Articolo disponibile anche in: Italian

Ottavio Martini was a farmer from Lucolena, a little village in Greve in Chianti area, nearby San Michele mountain.
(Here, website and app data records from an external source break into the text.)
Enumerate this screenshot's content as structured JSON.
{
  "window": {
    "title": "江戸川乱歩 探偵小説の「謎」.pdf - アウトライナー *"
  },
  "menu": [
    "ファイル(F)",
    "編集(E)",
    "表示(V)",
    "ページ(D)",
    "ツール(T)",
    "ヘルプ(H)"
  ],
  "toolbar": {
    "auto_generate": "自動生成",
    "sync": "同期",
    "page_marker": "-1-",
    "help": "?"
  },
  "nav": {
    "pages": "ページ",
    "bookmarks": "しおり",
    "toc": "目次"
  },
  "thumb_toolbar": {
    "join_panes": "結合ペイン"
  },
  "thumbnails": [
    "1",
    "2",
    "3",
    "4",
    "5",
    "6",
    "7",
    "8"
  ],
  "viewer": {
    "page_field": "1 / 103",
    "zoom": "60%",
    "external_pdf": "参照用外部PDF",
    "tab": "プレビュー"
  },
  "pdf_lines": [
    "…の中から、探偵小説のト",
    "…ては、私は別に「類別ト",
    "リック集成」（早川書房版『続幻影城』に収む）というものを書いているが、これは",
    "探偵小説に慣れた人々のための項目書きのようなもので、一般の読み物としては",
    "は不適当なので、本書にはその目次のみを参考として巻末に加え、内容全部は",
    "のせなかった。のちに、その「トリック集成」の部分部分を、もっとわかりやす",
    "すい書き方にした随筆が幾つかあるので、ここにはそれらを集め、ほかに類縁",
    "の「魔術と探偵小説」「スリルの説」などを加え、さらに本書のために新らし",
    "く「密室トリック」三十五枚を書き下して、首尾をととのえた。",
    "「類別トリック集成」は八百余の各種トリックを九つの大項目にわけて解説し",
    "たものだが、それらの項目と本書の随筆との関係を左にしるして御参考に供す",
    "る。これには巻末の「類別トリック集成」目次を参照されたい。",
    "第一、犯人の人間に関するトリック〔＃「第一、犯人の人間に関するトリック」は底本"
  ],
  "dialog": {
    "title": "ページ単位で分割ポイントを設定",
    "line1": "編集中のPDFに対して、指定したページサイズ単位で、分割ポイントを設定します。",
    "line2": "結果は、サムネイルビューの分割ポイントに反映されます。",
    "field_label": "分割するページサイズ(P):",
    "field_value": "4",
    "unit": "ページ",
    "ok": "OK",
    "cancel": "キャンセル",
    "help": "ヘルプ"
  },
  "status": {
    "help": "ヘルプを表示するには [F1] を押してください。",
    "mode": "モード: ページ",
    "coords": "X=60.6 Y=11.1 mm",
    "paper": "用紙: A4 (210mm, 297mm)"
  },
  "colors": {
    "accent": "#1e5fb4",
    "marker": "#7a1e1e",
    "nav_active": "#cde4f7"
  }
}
He went off to First World War, he was woundend, but he escaped to death during one of the biggest tragedies of humanity.
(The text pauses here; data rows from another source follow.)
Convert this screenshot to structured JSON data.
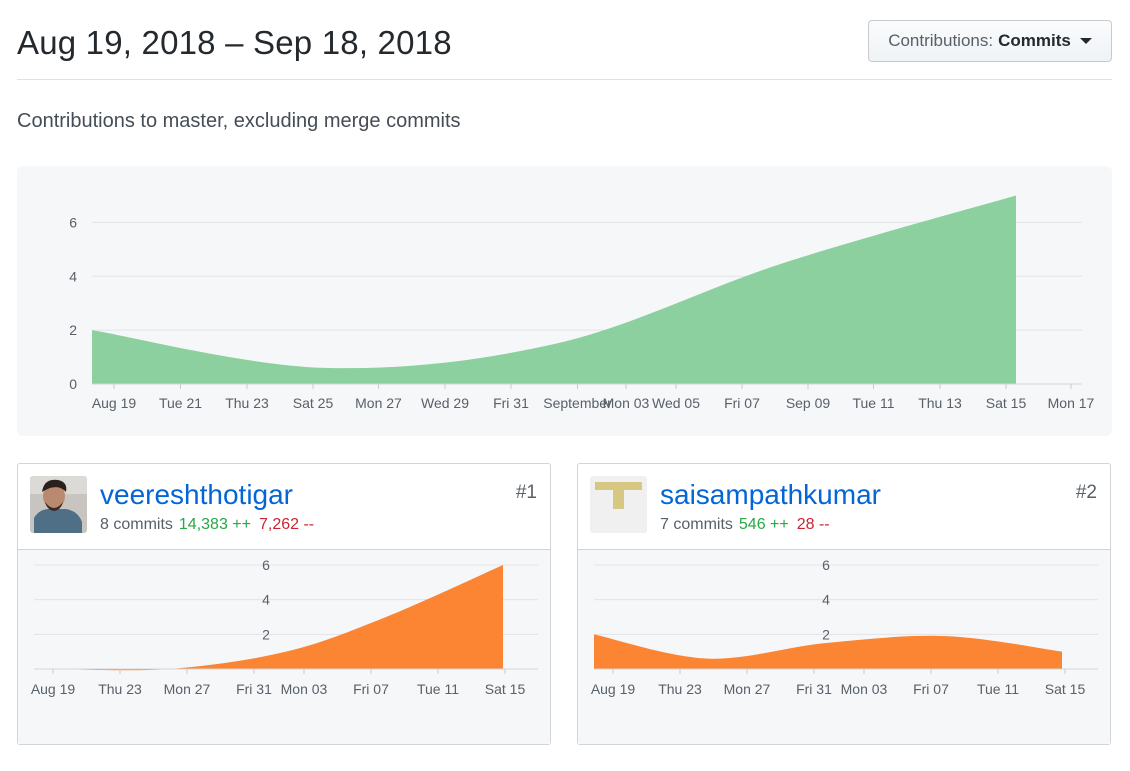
{
  "header": {
    "date_range": "Aug 19, 2018 – Sep 18, 2018",
    "contributions_label": "Contributions:",
    "contributions_value": "Commits"
  },
  "subtitle": "Contributions to master, excluding merge commits",
  "colors": {
    "main_area": "#8cd09f",
    "user_area": "#fb8532",
    "link": "#0366d6",
    "additions": "#28a745",
    "deletions": "#cb2431"
  },
  "chart_data": [
    {
      "type": "area",
      "title": "",
      "x_tick_labels": [
        "Aug 19",
        "Tue 21",
        "Thu 23",
        "Sat 25",
        "Mon 27",
        "Wed 29",
        "Fri 31",
        "September",
        "Mon 03",
        "Wed 05",
        "Fri 07",
        "Sep 09",
        "Tue 11",
        "Thu 13",
        "Sat 15",
        "Mon 17"
      ],
      "x": [
        "Aug 19",
        "Aug 26",
        "Sep 02",
        "Sep 09",
        "Sep 16"
      ],
      "y_ticks": [
        0,
        2,
        4,
        6
      ],
      "ylim": [
        0,
        7
      ],
      "grid": true,
      "series": [
        {
          "values": [
            2,
            0.6,
            1.5,
            4.5,
            7
          ]
        }
      ]
    },
    {
      "type": "area",
      "user": "veereshthotigar",
      "x_tick_labels": [
        "Aug 19",
        "Thu 23",
        "Mon 27",
        "Fri 31",
        "Mon 03",
        "Fri 07",
        "Tue 11",
        "Sat 15"
      ],
      "x": [
        "Aug 19",
        "Aug 26",
        "Sep 02",
        "Sep 09",
        "Sep 16"
      ],
      "y_ticks": [
        2,
        4,
        6
      ],
      "ylim": [
        0,
        6
      ],
      "grid": true,
      "series": [
        {
          "values": [
            0,
            0,
            1,
            3,
            6
          ]
        }
      ]
    },
    {
      "type": "area",
      "user": "saisampathkumar",
      "x_tick_labels": [
        "Aug 19",
        "Thu 23",
        "Mon 27",
        "Fri 31",
        "Mon 03",
        "Fri 07",
        "Tue 11",
        "Sat 15"
      ],
      "x": [
        "Aug 19",
        "Aug 26",
        "Sep 02",
        "Sep 09",
        "Sep 16"
      ],
      "y_ticks": [
        2,
        4,
        6
      ],
      "ylim": [
        0,
        6
      ],
      "grid": true,
      "series": [
        {
          "values": [
            2,
            0.6,
            1.5,
            1.9,
            1
          ]
        }
      ]
    }
  ],
  "contributors": [
    {
      "rank": "#1",
      "name": "veereshthotigar",
      "commits": "8 commits",
      "additions": "14,383 ++",
      "deletions": "7,262 --",
      "avatar": "photo-avatar"
    },
    {
      "rank": "#2",
      "name": "saisampathkumar",
      "commits": "7 commits",
      "additions": "546 ++",
      "deletions": "28 --",
      "avatar": "identicon-avatar"
    }
  ]
}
As many of his fellow soldiers, he wrote a diary about those terrible days, but he did it as none of his friends, he wrote the diary in hendecasyllable verses divided in perfect Dantean tercet.
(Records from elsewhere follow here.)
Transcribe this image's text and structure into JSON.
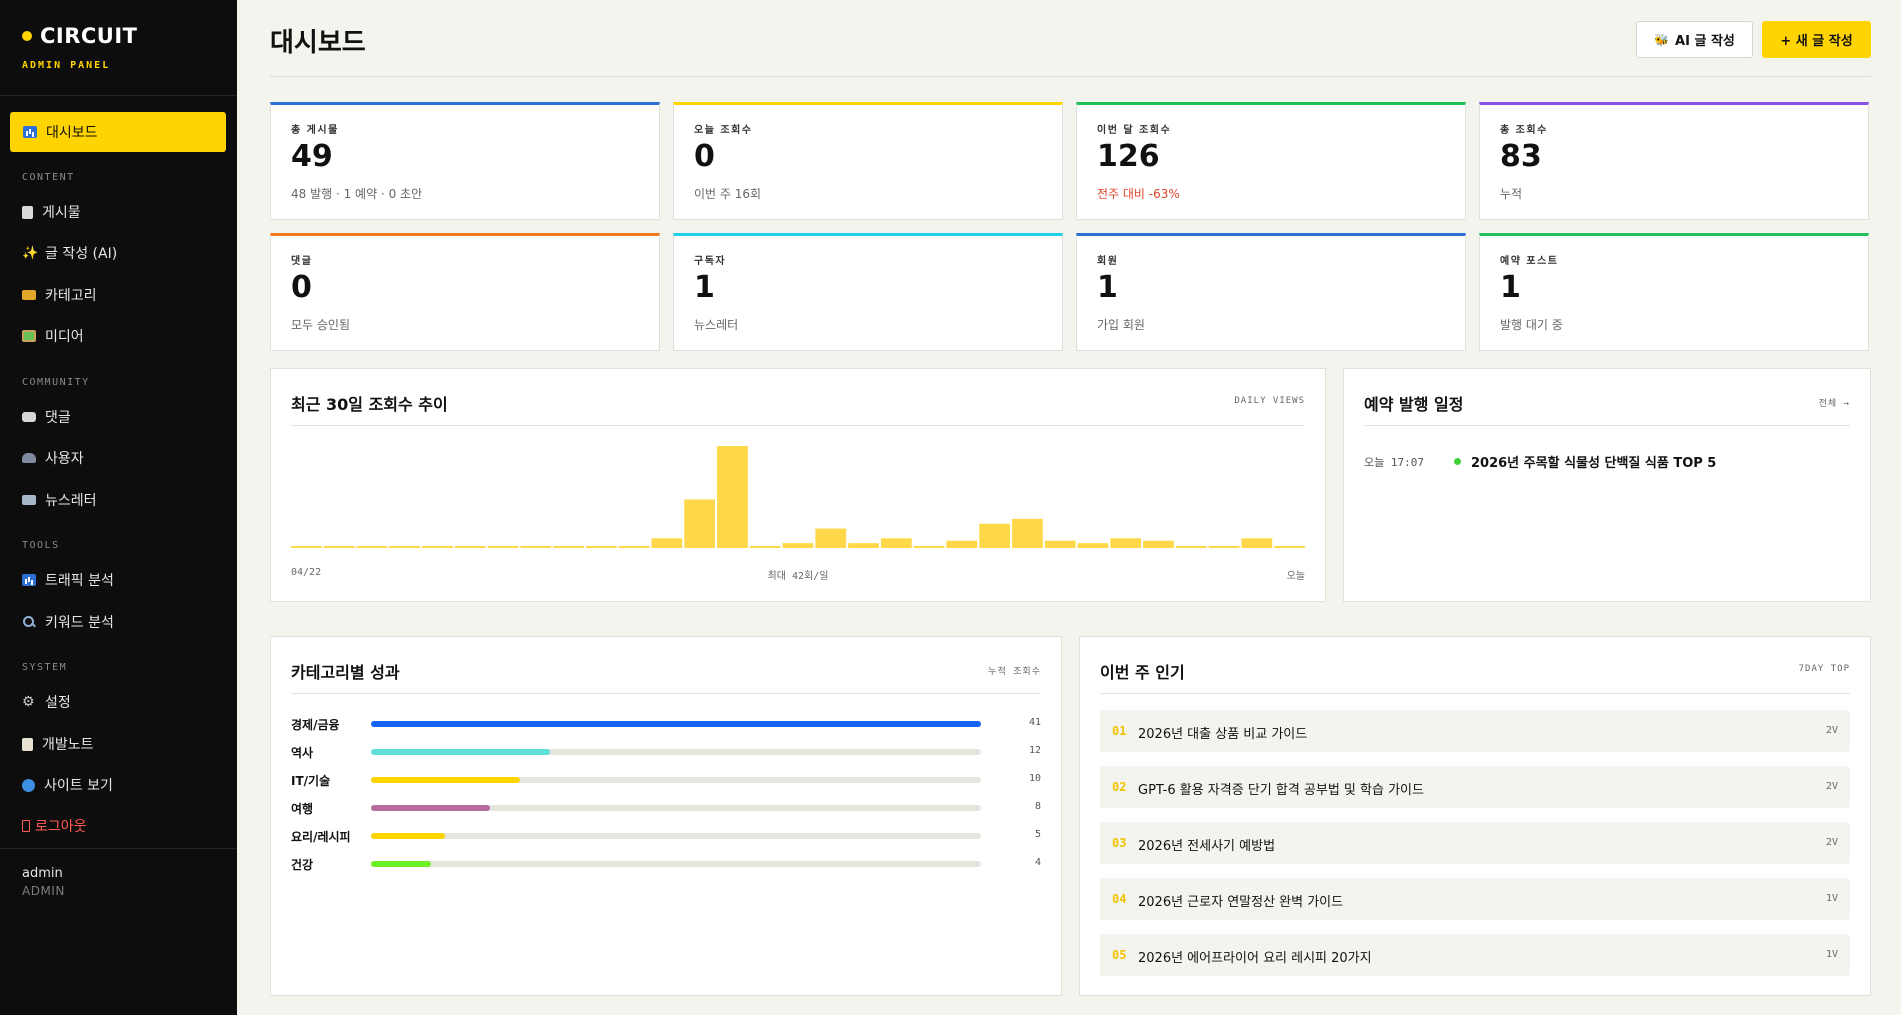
{
  "sidebar": {
    "brand": "CIRCUIT",
    "brand_sub": "ADMIN PANEL",
    "active_item": "대시보드",
    "sections": {
      "content": "CONTENT",
      "community": "COMMUNITY",
      "tools": "TOOLS",
      "system": "SYSTEM"
    },
    "items": {
      "posts": "게시물",
      "ai_write": "글 작성 (AI)",
      "categories": "카테고리",
      "media": "미디어",
      "comments": "댓글",
      "users": "사용자",
      "newsletter": "뉴스레터",
      "traffic": "트래픽 분석",
      "keywords": "키워드 분석",
      "settings": "설정",
      "devnotes": "개발노트",
      "view_site": "사이트 보기",
      "logout": "로그아웃"
    },
    "user": {
      "name": "admin",
      "role": "ADMIN"
    }
  },
  "header": {
    "title": "대시보드",
    "ai_button": "AI 글 작성",
    "new_button": "+ 새 글 작성"
  },
  "stats": [
    {
      "label": "총 게시물",
      "value": "49",
      "sub": "48 발행 · 1 예약 · 0 초안",
      "color": "#2e6fd6"
    },
    {
      "label": "오늘 조회수",
      "value": "0",
      "sub": "이번 주 16회",
      "color": "#ffd400"
    },
    {
      "label": "이번 달 조회수",
      "value": "126",
      "sub": "전주 대비 -63%",
      "color": "#21c05a"
    },
    {
      "label": "총 조회수",
      "value": "83",
      "sub": "누적",
      "color": "#8a4fe6"
    },
    {
      "label": "댓글",
      "value": "0",
      "sub": "모두 승인됨",
      "color": "#f07a1c"
    },
    {
      "label": "구독자",
      "value": "1",
      "sub": "뉴스레터",
      "color": "#20d2e6"
    },
    {
      "label": "회원",
      "value": "1",
      "sub": "가입 회원",
      "color": "#2e6fd6"
    },
    {
      "label": "예약 포스트",
      "value": "1",
      "sub": "발행 대기 중",
      "color": "#21c05a"
    }
  ],
  "views_panel": {
    "title": "최근 30일 조회수 추이",
    "tag": "DAILY VIEWS",
    "axis_start": "04/22",
    "axis_mid": "최대 42회/일",
    "axis_end": "오늘"
  },
  "chart_data": {
    "type": "bar",
    "title": "최근 30일 조회수 추이",
    "ylim": [
      0,
      42
    ],
    "bar_color": "#ffd84a",
    "values": [
      0,
      0,
      0,
      0,
      0,
      0,
      0,
      0,
      0,
      0,
      0,
      4,
      20,
      42,
      0,
      2,
      8,
      2,
      4,
      0,
      3,
      10,
      12,
      3,
      2,
      4,
      3,
      0,
      0,
      4,
      0
    ]
  },
  "schedule_panel": {
    "title": "예약 발행 일정",
    "link": "전체 →",
    "items": [
      {
        "time": "오늘 17:07",
        "title": "2026년 주목할 식물성 단백질 식품 TOP 5",
        "dot_color": "#3fd13a"
      }
    ]
  },
  "category_panel": {
    "title": "카테고리별 성과",
    "tag": "누적 조회수",
    "max": 41,
    "items": [
      {
        "name": "경제/금융",
        "count": 41,
        "color": "#1463f3"
      },
      {
        "name": "역사",
        "count": 12,
        "color": "#5ce0d8"
      },
      {
        "name": "IT/기술",
        "count": 10,
        "color": "#ffd400"
      },
      {
        "name": "여행",
        "count": 8,
        "color": "#b56aa0"
      },
      {
        "name": "요리/레시피",
        "count": 5,
        "color": "#ffd400"
      },
      {
        "name": "건강",
        "count": 4,
        "color": "#6cf024"
      }
    ]
  },
  "popular_panel": {
    "title": "이번 주 인기",
    "tag": "7DAY TOP",
    "items": [
      {
        "rank": "01",
        "title": "2026년 대출 상품 비교 가이드",
        "views": "2V"
      },
      {
        "rank": "02",
        "title": "GPT-6 활용 자격증 단기 합격 공부법 및 학습 가이드",
        "views": "2V"
      },
      {
        "rank": "03",
        "title": "2026년 전세사기 예방법",
        "views": "2V"
      },
      {
        "rank": "04",
        "title": "2026년 근로자 연말정산 완벽 가이드",
        "views": "1V"
      },
      {
        "rank": "05",
        "title": "2026년 에어프라이어 요리 레시피 20가지",
        "views": "1V"
      }
    ]
  }
}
His story would have remained unknown, but thanks to the curiosity and tenacity of Monica Ciampoli, a woman of our times, we can apreciate the value of this event in a book made by two poems of Ottavio Martini: “The sunset of the sun” and “The last farewell” that tells the horrors of war lived by the protagonist at the front line on Carso, the stay in hospital and the hard pain for the death of his wife Assuntina, died cause of the spanish flu very dangerous at that time.

Ottavio Martini was the uncle of Monica Ciampoli’s mother: he was born in 1885, died in 1964, a never-known uncle of which she heard only in her grandmother’s stories, named Fedora, dressmaker in Lucolena, she lived until 2008.

About 20 years ago, Fedora found that diary, tells Monica “paper-covered with geometric little drawings, that was the paper used at that time to cover the drawers”.

Monica did just in time to copy those pages, grandmother Fedora promised to give her the diary, but it disappeared, taken by some acquaintance who has lost or threw away it.

The “magic moment” as the author call it, a sort of hispiration arrived in 2014, after she read the posthumous romance by Oriana Fallaci “Un cappello pieno di ciliegie (an hat full of cherries)”, so she decides to tell the story of Ottavio’s diary, almost forgotten in a drawer.

It begins in this way, a slow and hard translation work of the manuscript, make it more difficult by the poor quality of the sheets and by the historical reconstruction of Ottavio Martini’s character.

At the end, thanks also to the information obtained by the registry office of Greve in Chianti City Hall and by the Record Office, the hisory of Ottavio Martini appears in its completeness.

A difficult undertaking, as admits the editor of the book, that has bring to light an extraordinary historical and human testimony of life.